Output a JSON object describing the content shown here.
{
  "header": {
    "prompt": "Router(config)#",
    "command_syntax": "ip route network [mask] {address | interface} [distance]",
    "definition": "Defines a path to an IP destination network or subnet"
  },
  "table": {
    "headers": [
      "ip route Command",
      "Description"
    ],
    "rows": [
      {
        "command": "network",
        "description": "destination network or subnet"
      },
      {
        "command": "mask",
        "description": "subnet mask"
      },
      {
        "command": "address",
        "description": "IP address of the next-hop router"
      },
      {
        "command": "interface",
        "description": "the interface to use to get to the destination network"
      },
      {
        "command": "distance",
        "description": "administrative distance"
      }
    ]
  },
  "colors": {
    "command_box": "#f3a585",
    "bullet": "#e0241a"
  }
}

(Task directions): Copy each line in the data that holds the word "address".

(Answer section):
    "command_syntax": "ip route network [mask] {address | interface} [distance]",
        "command": "address",
        "description": "IP address of the next-hop router"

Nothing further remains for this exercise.